For National Disability Employment Awareness Month, we’re all about advancing employment opportunities for Deaf people. According to National Deaf Center’s report (2019), only 53% of Deaf people are employed, compared to their hearing counterparts (76%). Nearly half of the entire Deaf population has no job. It could be because of discrimination they’re experiencing in employment hiring. What are common misconceptions that employment hiring practices for the Deaf may look like? Here are five myths you may want to learn about.
Myth 1: Deaf people should provide their own interpreters.
False. This violates the federal Americans with Disabilities Act law. Businesses are required to provide a sign language interpreter if a Deaf person requests one to ensure that they have equal access to services and opportunities, including employment. If you’re not sure where to start looking for an interpreter, you can ask them for interpreter recommendations to find out qualified interpreters that work for everyone.
To learn more about communication rights for the Deaf, check out our blog post here.
Myth 2: If a sign language interpreter is certified, then they can interpret in any setting.
That’s not true. Did you know that different certifications prove your knowledge and expertise in a specialized field of interpreting? If you need a sign language interpreter for a medical setting, you’d be best to use an interpreter with knowledge and expertise in the medical field. If you were to have a certified sign language interpreter that’s not appropriately qualified to interpret in a specialized setting, it could lead to confusion and frustration for the Deaf person due to complex jargon that may be difficult to be interpreted effectively. If you get a sign language interpreter that’s more experienced in a specific field, they’ll be more seasoned and prepared to deliver the message more effectively.

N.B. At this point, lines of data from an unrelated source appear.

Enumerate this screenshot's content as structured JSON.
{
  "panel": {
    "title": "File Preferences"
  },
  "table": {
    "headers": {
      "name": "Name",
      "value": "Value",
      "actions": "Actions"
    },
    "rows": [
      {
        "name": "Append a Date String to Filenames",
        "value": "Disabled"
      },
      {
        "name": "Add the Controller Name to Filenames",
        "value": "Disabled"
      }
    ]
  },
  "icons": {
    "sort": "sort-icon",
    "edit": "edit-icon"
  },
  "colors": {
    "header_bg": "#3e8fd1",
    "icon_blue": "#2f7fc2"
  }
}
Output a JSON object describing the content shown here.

Myth 3: One sign language interpreter is enough for any event.
Hiring two interpreters instead of one can enhance the quality and effectiveness of your event’s interpretation. At most events that provide sign language interpretation, you’ll find a team of two interpreters. Sign language interpreting requires a lot of mental effort, and the quality of work for an interpreter can suffer after 30 to 45 minutes. If your event is longer than an hour, it is best practice to hire a team of two interpreters to ensure the full effectiveness of the interpretation.
If you anticipate your job interview with the Deaf applicant or work meetings that include Deaf employees will last for a while, then we highly recommend you hire two interpreters.

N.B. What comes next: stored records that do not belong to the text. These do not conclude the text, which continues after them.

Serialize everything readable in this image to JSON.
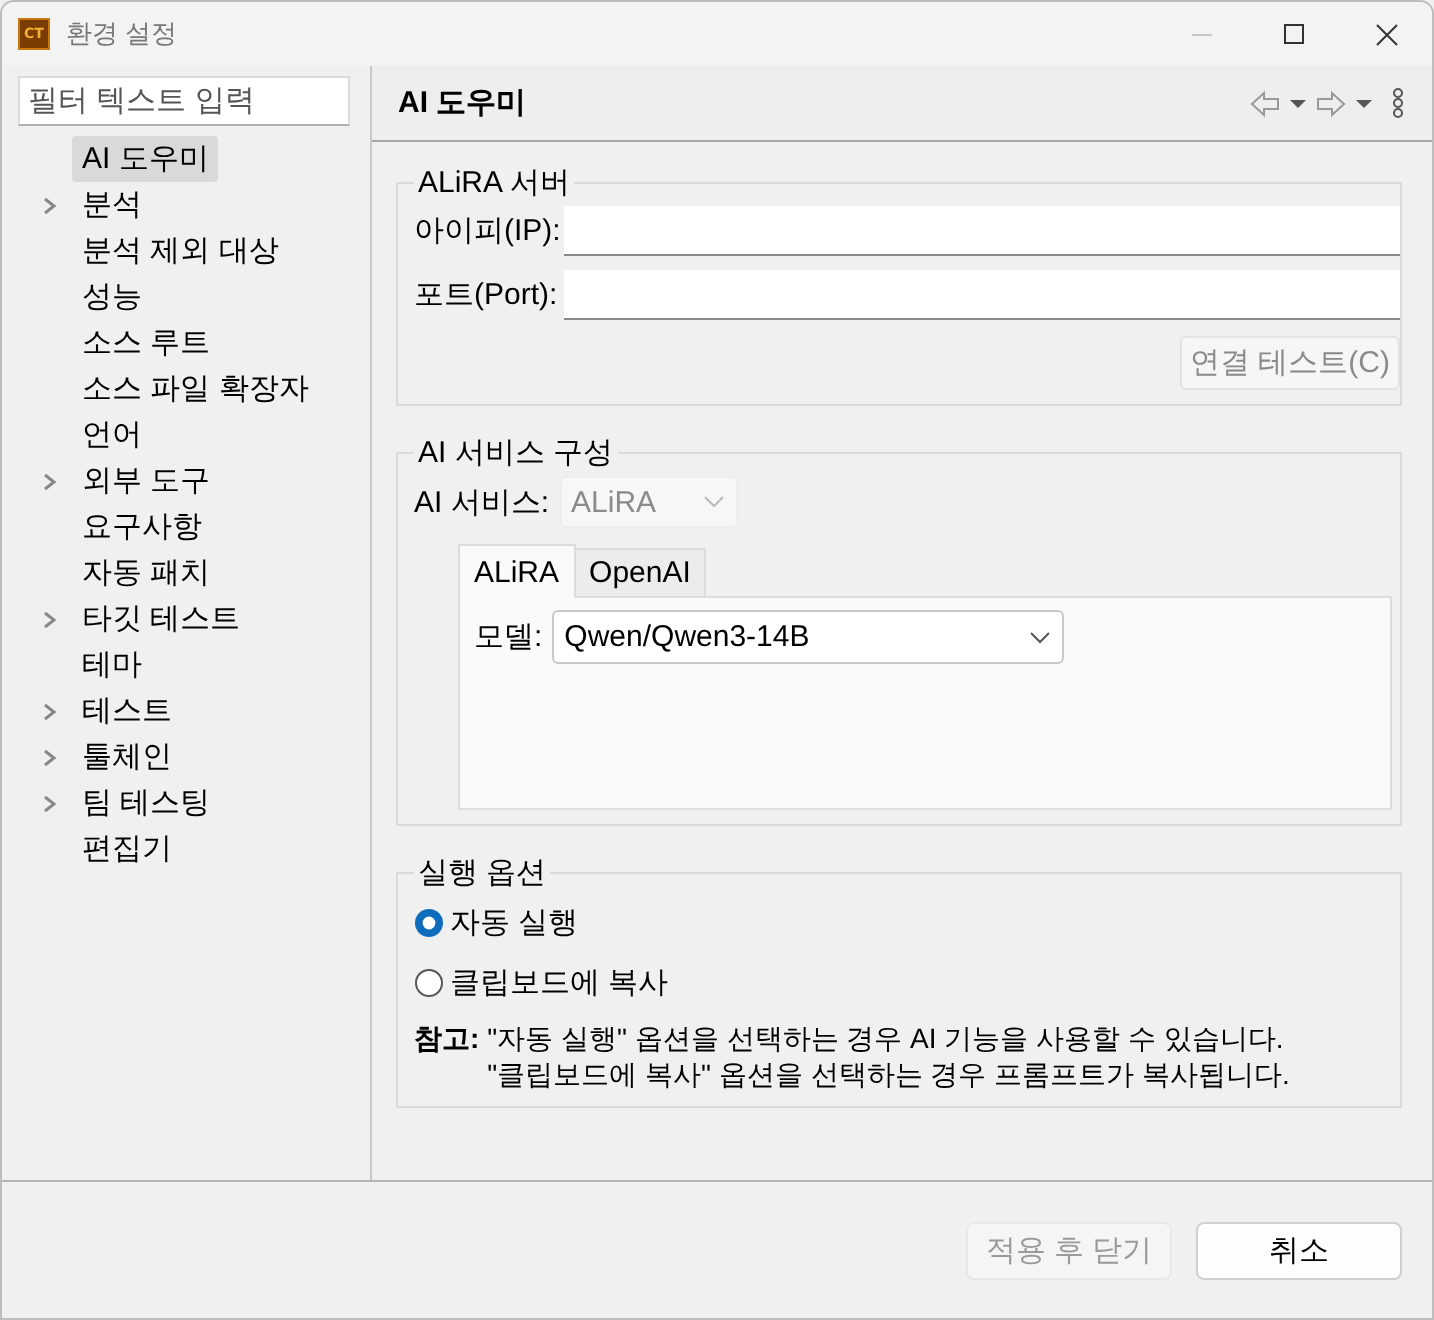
{
  "window": {
    "app_icon_text": "CT",
    "title": "환경 설정"
  },
  "sidebar": {
    "filter": {
      "placeholder": "필터 텍스트 입력"
    },
    "items": [
      {
        "label": "AI 도우미",
        "kind": "page",
        "selected": true
      },
      {
        "label": "분석",
        "kind": "folder",
        "selected": false
      },
      {
        "label": "분석 제외 대상",
        "kind": "page",
        "selected": false
      },
      {
        "label": "성능",
        "kind": "page",
        "selected": false
      },
      {
        "label": "소스 루트",
        "kind": "page",
        "selected": false
      },
      {
        "label": "소스 파일 확장자",
        "kind": "page",
        "selected": false
      },
      {
        "label": "언어",
        "kind": "page",
        "selected": false
      },
      {
        "label": "외부 도구",
        "kind": "folder",
        "selected": false
      },
      {
        "label": "요구사항",
        "kind": "page",
        "selected": false
      },
      {
        "label": "자동 패치",
        "kind": "page",
        "selected": false
      },
      {
        "label": "타깃 테스트",
        "kind": "folder",
        "selected": false
      },
      {
        "label": "테마",
        "kind": "page",
        "selected": false
      },
      {
        "label": "테스트",
        "kind": "folder",
        "selected": false
      },
      {
        "label": "툴체인",
        "kind": "folder",
        "selected": false
      },
      {
        "label": "팀 테스팅",
        "kind": "folder",
        "selected": false
      },
      {
        "label": "편집기",
        "kind": "page",
        "selected": false
      }
    ]
  },
  "page": {
    "title": "AI 도우미",
    "server_group": {
      "title": "ALiRA 서버",
      "fields": [
        {
          "label": "아이피(IP):"
        },
        {
          "label": "포트(Port):"
        }
      ],
      "test_button": {
        "label": "연결 테스트(C)",
        "disabled": true
      }
    },
    "service_group": {
      "title": "AI 서비스 구성",
      "service_select": {
        "label": "AI 서비스:",
        "value": "ALiRA",
        "disabled": true
      },
      "tabs": [
        {
          "label": "ALiRA",
          "selected": true
        },
        {
          "label": "OpenAI",
          "selected": false
        }
      ],
      "model_select": {
        "label": "모델:",
        "value": "Qwen/Qwen3-14B"
      }
    },
    "run_group": {
      "title": "실행 옵션",
      "options": [
        {
          "label": "자동 실행",
          "selected": true
        },
        {
          "label": "클립보드에 복사",
          "selected": false
        }
      ],
      "note": {
        "label": "참고:",
        "lines": [
          "\"자동 실행\" 옵션을 선택하는 경우 AI 기능을 사용할 수 있습니다.",
          "\"클립보드에 복사\" 옵션을 선택하는 경우 프롬프트가 복사됩니다."
        ]
      }
    }
  },
  "footer": {
    "buttons": [
      {
        "label": "적용 후 닫기",
        "disabled": true
      },
      {
        "label": "취소",
        "disabled": false
      }
    ]
  }
}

Myth 4: Communicating through text or writing back and forth on paper is as effective as having an interpreter.
This is a popular misconception. ASL and English have vastly different grammatical structures and rules, and a lot of Deaf people grew up using ASL as their native and primary language. They may not be accustomed to understanding complex structures of English because it’s not their native language (similar to someone fluent in English trying to learn Spanish for the first time). Communicating through text or writing on paper may be effective, especially when it’s to exchange negligible information, such as making a specific order in a fast-food restaurant or asking to find an item in a supermarket, because the information being shared is simple and direct. When it comes to providing services that require extensive support, such as medical care, having an ASL interpreter is paramount because Deaf clients will get full and thorough access to the information they need to make informed choices for themselves.
Did you know that we offer free virtual interpreting services for all your job interviews with Deaf applicants when you sign up with us? Send us an email at email@example.com to learn more!
Myth 5: If I provide sign language interpreters for Deaf clients, I won’t need to provide captions.
This is a myth. The Deaf community is rich in linguistic diversity. Some Deaf folks rely on written English, and some prefer to watch ASL interpreters. Additionally, your event likely has participants who have not requested accommodations but actually do have a need for them. According to the NIDCD, “About 2 percent of adults aged 45 to 54 have disabling hearing loss. The rate increases to 8.5 percent for adults aged 55 to 64. Nearly 25 percent of those aged 65 to 74 and 50 percent of those who are 75 and older have disabling hearing loss.” This means that of these individuals, less than one-third have used hearing aids (due to cost and lack of awareness). Just one accommodation request may wind up making the event inclusive to many others, unbeknownst to you.
When providing accommodations, just ask the Deaf person what works best for them!
Let’s make employment more inclusive for the Deaf community!
Our philosophy revolves around the idea that every Deaf caller has ownership over all of their calls. Our approach is creating authentic interpreting that grants Deaf individuals control over when and how conversations happen, so they can fully participate and self-advocate. As the largest Deaf-owned business in the world, we understand the uniqueness of individualized Deaf communication preferences and the importance of a simple and efficient connection to a trustworthy interpreter. This is how we ignite true inclusion of accessibility that feels right for everyone. Learn more about our Virtual Interpreting services here.